PROBLEM REQUIREMENTS ▸
Below are some records. Count the lines with "text" in them and give nothing but the total.

Stored entries:
↓
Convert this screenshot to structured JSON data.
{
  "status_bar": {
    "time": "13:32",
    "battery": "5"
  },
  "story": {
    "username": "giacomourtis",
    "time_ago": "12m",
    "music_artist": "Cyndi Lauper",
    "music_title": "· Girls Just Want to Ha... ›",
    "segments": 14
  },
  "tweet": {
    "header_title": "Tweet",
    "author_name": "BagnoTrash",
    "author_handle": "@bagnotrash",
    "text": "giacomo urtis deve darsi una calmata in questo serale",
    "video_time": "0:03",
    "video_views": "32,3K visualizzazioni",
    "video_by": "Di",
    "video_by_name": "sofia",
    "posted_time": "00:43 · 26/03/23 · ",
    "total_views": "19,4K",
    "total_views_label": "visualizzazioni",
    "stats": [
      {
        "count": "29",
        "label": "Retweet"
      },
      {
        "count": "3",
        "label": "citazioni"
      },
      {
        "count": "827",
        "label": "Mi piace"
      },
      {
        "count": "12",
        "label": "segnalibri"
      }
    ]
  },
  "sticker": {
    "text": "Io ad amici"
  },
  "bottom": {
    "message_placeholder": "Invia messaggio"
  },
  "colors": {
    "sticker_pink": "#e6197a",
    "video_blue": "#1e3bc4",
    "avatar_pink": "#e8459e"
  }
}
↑
EXERCISE RESPONSE ▸
2